====== Material for the task ======

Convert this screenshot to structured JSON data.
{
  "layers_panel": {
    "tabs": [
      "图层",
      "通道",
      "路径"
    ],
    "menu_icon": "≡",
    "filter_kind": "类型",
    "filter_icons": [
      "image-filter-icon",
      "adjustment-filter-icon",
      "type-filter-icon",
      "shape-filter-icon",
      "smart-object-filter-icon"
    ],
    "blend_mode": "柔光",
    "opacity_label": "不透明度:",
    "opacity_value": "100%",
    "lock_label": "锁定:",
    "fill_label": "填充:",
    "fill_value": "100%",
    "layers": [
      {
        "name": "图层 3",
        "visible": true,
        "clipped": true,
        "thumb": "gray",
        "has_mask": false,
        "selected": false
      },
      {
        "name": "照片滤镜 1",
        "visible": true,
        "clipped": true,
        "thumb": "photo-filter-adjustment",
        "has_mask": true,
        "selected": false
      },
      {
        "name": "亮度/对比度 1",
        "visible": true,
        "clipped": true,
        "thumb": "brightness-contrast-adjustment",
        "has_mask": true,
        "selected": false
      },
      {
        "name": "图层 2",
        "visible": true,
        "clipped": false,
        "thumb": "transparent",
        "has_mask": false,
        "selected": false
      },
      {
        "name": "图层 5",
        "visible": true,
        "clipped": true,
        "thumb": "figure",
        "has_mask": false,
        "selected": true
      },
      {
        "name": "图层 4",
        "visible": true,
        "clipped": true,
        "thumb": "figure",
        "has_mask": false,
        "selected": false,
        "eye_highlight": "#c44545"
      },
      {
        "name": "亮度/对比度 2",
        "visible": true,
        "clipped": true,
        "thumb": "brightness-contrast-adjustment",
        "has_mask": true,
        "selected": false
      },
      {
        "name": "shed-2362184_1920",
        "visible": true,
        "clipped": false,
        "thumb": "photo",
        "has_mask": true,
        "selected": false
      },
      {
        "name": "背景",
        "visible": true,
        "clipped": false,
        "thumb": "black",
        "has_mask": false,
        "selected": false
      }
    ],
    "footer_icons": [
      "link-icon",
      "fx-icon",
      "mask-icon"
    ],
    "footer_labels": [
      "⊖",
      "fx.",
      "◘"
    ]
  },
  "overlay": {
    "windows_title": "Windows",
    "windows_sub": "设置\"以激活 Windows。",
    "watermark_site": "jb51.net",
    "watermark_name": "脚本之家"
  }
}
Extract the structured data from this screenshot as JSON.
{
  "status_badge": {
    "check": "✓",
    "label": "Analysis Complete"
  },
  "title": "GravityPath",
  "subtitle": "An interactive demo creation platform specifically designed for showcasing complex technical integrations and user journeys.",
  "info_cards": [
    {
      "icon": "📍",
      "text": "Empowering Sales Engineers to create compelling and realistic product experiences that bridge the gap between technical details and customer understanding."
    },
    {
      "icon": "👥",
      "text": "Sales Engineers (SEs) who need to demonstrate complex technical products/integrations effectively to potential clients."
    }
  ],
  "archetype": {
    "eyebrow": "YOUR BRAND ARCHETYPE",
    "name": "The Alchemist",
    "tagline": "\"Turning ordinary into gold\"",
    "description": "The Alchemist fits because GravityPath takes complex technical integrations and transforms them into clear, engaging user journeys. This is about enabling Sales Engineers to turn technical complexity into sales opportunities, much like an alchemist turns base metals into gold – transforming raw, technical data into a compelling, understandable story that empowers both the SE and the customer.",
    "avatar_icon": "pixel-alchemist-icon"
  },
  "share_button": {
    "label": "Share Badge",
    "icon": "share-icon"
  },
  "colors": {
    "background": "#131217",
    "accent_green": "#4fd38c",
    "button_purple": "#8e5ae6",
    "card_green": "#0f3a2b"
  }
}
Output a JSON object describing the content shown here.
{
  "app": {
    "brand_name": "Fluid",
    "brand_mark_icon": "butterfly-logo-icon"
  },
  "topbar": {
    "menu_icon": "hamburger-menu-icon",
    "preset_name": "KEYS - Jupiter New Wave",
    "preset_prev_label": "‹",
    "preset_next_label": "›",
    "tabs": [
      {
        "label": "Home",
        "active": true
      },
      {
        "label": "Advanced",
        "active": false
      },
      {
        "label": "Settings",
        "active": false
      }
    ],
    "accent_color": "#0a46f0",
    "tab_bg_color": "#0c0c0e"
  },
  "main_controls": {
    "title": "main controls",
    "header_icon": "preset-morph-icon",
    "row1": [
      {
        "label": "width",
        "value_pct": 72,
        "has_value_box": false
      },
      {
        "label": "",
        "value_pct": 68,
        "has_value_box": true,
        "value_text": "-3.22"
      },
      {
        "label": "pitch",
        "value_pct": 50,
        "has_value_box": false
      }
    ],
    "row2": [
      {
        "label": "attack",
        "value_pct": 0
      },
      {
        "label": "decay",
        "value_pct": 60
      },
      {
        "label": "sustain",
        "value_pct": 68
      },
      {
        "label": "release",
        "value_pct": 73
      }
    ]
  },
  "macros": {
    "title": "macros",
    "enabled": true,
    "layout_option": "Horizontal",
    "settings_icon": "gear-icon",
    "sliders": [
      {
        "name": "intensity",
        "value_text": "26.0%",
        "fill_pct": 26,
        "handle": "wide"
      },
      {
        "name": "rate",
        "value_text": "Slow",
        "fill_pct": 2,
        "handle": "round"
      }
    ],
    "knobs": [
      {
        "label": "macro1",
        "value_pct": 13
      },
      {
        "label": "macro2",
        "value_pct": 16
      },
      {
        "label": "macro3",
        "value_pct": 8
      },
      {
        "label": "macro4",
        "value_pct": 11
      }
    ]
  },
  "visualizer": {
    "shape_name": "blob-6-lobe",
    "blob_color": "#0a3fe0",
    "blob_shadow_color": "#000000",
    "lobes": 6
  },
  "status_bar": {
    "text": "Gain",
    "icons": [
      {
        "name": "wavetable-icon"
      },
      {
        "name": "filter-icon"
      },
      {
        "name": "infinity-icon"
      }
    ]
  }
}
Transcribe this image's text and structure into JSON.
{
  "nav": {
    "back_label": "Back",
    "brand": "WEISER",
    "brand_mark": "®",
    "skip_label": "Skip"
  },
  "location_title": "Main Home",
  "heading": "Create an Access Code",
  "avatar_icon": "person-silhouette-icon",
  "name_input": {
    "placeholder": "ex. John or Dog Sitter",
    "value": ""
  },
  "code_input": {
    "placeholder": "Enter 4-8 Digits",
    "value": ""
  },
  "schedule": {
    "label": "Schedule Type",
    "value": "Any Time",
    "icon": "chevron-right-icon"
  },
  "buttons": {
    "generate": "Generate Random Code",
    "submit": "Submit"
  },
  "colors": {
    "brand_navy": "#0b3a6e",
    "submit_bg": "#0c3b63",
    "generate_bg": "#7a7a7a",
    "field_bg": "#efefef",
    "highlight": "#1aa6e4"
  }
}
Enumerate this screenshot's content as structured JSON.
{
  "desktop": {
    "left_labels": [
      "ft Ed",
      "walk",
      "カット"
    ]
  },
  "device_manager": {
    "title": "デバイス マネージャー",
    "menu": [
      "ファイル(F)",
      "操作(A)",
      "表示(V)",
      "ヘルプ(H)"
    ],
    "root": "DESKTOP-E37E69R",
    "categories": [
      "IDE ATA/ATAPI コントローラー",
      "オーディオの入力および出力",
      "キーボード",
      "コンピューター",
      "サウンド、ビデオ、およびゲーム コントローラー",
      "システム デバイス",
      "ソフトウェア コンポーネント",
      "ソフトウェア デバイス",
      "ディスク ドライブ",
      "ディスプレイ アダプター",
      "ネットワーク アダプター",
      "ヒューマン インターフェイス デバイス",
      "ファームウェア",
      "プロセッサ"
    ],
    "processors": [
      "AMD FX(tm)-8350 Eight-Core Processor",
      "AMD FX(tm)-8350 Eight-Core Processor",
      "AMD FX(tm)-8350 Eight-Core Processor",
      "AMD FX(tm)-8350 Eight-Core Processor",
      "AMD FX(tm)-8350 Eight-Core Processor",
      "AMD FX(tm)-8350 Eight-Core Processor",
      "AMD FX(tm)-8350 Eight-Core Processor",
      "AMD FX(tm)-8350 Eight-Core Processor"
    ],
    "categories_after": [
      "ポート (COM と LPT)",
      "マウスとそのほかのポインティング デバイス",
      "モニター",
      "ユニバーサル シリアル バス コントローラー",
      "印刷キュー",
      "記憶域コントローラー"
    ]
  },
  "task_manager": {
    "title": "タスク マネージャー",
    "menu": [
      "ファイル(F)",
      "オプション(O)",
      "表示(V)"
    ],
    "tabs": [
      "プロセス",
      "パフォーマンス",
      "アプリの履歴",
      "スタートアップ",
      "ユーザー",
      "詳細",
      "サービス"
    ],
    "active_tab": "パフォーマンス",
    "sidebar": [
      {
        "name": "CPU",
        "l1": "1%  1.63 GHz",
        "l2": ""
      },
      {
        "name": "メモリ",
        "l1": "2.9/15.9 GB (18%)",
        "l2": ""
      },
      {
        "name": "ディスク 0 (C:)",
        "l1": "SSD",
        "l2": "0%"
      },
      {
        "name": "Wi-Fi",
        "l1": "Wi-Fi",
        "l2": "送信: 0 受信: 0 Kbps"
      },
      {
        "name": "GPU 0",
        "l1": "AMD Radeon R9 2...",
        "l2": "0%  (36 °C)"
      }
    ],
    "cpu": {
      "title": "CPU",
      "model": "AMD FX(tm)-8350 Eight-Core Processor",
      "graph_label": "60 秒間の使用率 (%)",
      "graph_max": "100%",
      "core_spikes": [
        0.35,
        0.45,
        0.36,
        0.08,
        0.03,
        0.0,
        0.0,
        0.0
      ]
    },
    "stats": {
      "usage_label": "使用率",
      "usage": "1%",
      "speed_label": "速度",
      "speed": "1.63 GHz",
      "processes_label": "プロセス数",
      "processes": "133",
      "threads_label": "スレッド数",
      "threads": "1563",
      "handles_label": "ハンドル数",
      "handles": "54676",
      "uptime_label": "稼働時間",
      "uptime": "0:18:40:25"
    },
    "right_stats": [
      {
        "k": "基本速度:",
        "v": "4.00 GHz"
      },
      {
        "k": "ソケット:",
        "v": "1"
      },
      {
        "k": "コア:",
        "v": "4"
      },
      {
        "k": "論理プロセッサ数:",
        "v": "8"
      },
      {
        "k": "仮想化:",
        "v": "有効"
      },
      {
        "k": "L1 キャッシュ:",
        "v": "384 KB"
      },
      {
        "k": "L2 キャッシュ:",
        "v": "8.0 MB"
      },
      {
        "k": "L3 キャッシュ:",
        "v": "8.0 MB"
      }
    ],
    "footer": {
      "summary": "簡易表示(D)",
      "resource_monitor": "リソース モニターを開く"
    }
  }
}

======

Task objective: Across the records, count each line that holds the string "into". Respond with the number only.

Response for this exercise: 3